Why did you decide to weave in Beijing opera, Kutiyattam, and Wayang Wong, performing traditions in which students have received some training in, into the show? How did you decide on which characters in the play would take a particular tradition?

One of the aims of ITI is to draw from the rich resources of both traditional Eastern and Western forms. Given the four layers of the play (the Spirit world, Athenian Court, Mechanicals and the “Performance”), it seemed an ideal opportunity to utilise elements of the training to delineate them. While there is no attempt to fully replicate any of the forms, we have simply used aspects to illuminate the differing worlds of the play.

India was the main source of most theatre in Asia, and with its spiritual beliefs, seemed to be the most appropriate for the world of Oberon and Titania. While the formality and morality of Chinese Opera befitted the Athenian aristocracy. This left the largely movement based style of Wayang Wong to the working men, with a touch of Elizabethan theatre for the play-within-the-play.

Courtesy of Intercultural Theatre Institute

What are some of the difficulties in working on the show especially in negotiating across four theatrical traditions?

The greatest challenge is the poetic Elizabeth language (even for native-born English speakers!). Sir Peter Hall puts it as: “The first question that the actor must ask about a Shakespearean speech is not who he is playing or what the character wants, first he must ask WHAT the character says and HOW he says it. The reverse of modern practice.” The delivery requires an understanding of sound and placement to enrich meaning. There was no confusion of traditions in specific characters, as they each belonged to separate forms.

Were there any interesting discoveries in the rehearsal process?

I was struck by the universal similarities of theatre presentation — story-telling through action with the imaginative power of poetry, abetted by music and dance, all on a bare stage lit by the audiences’ imagination. Also our shared human vagaries of being in love confused by infatuation, dream and fantasy, with society’s attempts to control it through reason, rules and the order of marriage. The play presents eight variations of love’s entanglements, leading finally to three marriages, a reconciliation, a meaningless encounter and the ultimate heroic foolishness of dying for love.

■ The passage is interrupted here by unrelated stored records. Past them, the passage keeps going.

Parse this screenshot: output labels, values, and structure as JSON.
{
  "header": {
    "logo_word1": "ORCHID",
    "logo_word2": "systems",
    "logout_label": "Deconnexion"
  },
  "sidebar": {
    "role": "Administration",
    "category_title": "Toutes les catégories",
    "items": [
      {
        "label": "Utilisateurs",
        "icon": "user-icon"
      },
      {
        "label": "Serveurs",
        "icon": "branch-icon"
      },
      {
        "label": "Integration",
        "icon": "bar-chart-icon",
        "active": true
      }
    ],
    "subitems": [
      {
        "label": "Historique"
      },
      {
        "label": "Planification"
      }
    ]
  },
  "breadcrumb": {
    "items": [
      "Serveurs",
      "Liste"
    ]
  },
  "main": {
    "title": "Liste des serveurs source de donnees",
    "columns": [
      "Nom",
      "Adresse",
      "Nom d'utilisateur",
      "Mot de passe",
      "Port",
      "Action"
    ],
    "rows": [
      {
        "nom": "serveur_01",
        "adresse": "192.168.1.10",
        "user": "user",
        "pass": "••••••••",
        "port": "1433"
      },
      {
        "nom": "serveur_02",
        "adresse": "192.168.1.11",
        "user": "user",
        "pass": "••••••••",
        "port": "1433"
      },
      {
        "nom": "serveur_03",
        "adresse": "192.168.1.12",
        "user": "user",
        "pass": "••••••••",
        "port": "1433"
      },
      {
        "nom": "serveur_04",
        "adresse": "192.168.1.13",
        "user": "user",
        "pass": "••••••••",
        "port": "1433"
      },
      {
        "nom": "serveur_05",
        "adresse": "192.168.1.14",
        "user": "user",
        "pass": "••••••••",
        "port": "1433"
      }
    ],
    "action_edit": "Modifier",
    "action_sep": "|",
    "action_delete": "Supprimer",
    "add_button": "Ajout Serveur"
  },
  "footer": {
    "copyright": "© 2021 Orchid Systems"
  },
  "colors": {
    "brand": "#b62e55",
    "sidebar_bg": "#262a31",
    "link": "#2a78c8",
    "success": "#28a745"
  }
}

Catch It!

A Midsummer Night’s Dream runs from 3-5 November 2022 at the Esplanade Theatre Studio.

[Flash Theatre Review] Blood & Rose Ensemble — Much Ado About Very Little

Blood & Rose Ensemble
Shakespeare’s Wild Sisters Group
25 February 2018
Esplanade Theatre Studio
23–25 February 2018
Part of Huayi Chinese Festival of Arts 2018

To illustrate the contingency of history, this production is shot through with meta-theatricality.

Several art forms [Foley sound effects, Shuang Huang (双簧), movements from Chinese opera, pop music, etc.] are employed to continuously highlight the performativity of the piece as well as the history of War of the Roses.

While it is generally intriguing and entertaining, the novelty of it fades after a while. Yes, in some senses, history and life as a whole is contingent—so what? It’s much ado about very little.

Furthermore, the lightness of touch erases the humanity of the characters, which what makes Shakespeare’s Henry VI part 3 and Richard III interesting.

You don’t need two hours to tell us that out lives are contingent and—in the grand scheme of things—our desires, struggles, and strife are petty.